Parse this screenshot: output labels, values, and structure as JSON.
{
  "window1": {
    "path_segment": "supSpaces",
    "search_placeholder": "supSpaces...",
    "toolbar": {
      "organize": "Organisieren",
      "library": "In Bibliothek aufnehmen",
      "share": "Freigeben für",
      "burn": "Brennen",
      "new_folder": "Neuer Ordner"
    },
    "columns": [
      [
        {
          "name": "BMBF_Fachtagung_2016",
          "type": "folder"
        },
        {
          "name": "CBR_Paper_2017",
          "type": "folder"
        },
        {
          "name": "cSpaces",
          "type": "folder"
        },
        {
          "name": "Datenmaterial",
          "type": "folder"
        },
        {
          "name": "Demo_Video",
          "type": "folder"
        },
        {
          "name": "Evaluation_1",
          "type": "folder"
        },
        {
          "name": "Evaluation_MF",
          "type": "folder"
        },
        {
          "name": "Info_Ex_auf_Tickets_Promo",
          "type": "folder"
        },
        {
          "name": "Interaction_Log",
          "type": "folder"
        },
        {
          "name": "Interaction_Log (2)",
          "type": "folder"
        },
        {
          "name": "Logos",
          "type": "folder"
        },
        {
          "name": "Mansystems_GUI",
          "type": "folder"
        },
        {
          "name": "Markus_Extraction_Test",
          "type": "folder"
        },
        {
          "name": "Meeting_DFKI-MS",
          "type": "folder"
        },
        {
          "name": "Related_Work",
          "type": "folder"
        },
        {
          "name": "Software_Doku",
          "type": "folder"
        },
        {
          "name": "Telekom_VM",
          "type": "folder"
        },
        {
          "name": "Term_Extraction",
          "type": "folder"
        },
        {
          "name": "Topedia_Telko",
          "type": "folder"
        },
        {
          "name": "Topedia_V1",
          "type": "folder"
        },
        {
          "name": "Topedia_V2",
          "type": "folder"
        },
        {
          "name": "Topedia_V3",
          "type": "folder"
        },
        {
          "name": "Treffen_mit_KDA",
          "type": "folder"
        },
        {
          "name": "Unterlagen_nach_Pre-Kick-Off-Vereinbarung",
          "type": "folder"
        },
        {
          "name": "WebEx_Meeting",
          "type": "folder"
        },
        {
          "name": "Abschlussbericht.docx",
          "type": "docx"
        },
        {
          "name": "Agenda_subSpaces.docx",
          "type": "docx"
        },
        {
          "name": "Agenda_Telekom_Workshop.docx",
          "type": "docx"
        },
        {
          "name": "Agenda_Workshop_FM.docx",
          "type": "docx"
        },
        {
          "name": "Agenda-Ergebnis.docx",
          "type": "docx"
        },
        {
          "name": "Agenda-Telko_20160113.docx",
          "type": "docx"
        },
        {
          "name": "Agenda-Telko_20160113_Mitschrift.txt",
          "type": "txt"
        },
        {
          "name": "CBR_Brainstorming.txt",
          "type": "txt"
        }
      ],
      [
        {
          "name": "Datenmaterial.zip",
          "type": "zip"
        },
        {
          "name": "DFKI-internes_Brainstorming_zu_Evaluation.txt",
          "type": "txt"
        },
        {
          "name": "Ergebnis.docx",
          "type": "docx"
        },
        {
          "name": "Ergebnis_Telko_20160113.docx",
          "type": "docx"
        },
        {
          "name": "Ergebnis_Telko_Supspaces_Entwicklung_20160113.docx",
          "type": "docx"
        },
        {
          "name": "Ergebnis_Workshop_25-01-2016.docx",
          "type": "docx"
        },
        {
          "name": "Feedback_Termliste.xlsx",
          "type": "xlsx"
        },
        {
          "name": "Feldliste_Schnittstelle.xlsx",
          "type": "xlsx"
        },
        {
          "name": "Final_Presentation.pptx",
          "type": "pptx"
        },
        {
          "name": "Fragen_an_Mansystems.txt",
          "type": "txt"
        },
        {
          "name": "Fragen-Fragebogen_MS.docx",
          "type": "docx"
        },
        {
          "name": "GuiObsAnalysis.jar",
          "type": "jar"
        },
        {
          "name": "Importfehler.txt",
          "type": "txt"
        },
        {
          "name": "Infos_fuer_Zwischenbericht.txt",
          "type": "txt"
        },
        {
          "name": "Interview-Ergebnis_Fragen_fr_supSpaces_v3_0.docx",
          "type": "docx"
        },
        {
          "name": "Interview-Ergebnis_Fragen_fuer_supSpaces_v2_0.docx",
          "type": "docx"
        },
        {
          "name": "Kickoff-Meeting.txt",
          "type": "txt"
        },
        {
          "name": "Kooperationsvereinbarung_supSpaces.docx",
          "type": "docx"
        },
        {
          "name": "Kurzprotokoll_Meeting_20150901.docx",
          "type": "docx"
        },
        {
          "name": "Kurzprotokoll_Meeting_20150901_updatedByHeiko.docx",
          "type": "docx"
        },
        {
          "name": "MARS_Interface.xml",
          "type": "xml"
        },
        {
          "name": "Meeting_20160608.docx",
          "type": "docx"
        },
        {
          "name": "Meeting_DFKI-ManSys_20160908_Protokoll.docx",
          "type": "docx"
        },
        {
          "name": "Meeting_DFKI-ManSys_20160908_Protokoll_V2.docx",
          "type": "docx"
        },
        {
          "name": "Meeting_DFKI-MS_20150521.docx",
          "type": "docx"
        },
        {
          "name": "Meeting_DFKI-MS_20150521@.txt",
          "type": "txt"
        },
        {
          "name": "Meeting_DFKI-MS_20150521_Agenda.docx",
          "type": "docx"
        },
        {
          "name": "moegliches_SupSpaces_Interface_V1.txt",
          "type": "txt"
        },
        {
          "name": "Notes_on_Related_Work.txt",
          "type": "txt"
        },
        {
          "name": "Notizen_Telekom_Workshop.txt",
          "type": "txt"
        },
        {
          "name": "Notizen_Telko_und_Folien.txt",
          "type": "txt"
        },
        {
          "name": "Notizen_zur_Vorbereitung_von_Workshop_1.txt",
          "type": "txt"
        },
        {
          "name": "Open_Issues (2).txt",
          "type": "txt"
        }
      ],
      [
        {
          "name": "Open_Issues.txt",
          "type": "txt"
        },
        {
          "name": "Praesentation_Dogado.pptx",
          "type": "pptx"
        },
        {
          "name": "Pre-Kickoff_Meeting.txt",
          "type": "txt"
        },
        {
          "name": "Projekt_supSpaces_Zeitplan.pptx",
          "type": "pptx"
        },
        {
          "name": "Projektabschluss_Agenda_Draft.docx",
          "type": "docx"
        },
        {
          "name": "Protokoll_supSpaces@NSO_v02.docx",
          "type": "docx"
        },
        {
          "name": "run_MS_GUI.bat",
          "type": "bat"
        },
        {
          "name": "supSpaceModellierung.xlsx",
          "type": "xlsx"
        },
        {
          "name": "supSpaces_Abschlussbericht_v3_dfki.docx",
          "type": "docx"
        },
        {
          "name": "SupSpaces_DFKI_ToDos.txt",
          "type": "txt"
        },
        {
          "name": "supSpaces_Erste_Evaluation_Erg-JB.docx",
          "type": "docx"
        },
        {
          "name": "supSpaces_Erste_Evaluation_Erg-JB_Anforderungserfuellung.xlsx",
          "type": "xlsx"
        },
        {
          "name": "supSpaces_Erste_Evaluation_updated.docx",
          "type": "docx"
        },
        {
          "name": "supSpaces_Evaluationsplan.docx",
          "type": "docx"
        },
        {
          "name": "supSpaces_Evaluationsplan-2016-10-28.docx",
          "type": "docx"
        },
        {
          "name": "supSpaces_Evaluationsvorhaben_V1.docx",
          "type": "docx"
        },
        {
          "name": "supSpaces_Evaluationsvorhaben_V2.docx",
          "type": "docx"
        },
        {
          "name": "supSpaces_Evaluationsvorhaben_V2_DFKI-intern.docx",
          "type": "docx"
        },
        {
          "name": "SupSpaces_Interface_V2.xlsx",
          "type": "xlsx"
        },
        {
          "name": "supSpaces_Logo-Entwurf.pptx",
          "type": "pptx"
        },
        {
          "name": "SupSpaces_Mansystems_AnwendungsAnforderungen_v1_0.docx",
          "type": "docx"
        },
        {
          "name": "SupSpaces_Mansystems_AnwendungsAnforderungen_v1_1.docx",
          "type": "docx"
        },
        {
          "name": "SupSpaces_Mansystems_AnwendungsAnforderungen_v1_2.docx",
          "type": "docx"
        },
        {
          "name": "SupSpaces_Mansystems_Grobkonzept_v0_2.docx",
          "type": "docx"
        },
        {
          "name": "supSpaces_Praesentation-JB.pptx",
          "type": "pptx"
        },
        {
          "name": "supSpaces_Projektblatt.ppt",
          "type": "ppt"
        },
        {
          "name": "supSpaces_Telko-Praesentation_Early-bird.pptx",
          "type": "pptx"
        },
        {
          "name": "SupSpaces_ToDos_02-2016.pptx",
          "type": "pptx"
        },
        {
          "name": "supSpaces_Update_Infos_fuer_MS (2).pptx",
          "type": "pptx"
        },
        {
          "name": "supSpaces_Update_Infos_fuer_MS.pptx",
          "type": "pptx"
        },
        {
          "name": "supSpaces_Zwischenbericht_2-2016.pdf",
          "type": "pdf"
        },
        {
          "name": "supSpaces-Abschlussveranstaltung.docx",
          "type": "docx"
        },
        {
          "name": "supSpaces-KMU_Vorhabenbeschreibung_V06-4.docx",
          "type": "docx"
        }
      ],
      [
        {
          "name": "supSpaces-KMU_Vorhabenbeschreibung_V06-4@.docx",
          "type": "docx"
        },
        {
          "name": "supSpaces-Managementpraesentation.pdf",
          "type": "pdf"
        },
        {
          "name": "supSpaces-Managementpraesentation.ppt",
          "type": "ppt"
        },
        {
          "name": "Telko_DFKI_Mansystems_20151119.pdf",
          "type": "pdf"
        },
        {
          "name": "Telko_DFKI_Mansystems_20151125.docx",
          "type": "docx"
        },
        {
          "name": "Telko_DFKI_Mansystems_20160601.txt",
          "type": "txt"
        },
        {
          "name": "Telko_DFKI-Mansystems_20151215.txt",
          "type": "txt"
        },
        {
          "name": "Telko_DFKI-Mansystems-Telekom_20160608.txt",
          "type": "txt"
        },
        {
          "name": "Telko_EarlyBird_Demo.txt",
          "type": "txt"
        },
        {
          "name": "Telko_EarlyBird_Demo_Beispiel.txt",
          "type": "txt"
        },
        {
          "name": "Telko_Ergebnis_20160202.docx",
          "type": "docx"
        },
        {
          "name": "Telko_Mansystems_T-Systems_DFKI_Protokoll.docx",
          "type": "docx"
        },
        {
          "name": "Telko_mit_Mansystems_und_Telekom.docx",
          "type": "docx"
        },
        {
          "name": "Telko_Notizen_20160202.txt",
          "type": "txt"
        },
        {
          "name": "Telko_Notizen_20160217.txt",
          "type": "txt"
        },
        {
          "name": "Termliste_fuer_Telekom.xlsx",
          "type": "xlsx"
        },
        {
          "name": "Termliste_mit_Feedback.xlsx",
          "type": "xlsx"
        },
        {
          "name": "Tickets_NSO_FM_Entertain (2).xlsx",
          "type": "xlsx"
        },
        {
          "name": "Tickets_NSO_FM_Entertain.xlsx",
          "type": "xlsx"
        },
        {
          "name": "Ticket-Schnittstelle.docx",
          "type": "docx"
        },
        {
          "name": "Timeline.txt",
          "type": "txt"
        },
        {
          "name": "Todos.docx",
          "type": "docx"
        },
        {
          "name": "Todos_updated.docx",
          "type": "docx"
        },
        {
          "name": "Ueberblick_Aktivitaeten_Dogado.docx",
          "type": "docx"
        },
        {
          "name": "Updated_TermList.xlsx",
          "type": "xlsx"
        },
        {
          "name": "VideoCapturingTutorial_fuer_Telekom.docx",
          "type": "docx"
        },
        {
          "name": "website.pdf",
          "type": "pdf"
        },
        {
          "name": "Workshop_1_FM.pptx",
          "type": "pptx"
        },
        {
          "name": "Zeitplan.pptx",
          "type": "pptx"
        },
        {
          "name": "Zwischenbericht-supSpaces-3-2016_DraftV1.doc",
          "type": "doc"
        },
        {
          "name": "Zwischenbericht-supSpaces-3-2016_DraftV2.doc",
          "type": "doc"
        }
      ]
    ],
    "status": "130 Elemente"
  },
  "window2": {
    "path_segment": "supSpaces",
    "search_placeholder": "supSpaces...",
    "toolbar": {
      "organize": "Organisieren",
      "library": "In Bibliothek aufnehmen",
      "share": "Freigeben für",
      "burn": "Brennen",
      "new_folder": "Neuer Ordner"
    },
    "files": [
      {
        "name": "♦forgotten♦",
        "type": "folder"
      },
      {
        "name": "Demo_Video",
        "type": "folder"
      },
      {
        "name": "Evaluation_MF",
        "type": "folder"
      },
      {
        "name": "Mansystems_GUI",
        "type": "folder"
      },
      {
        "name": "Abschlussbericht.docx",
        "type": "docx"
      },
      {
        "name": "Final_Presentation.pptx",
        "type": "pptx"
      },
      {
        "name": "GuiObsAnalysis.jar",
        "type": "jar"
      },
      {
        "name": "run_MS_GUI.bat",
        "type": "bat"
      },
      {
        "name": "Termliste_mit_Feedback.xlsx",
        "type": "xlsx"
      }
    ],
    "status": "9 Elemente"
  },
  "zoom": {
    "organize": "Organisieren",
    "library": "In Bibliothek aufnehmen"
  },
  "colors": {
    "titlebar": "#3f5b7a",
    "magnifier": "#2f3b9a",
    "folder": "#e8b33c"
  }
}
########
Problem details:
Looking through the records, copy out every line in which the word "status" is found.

Exercise solution:
    "status": "130 Elemente"
    "status": "9 Elemente"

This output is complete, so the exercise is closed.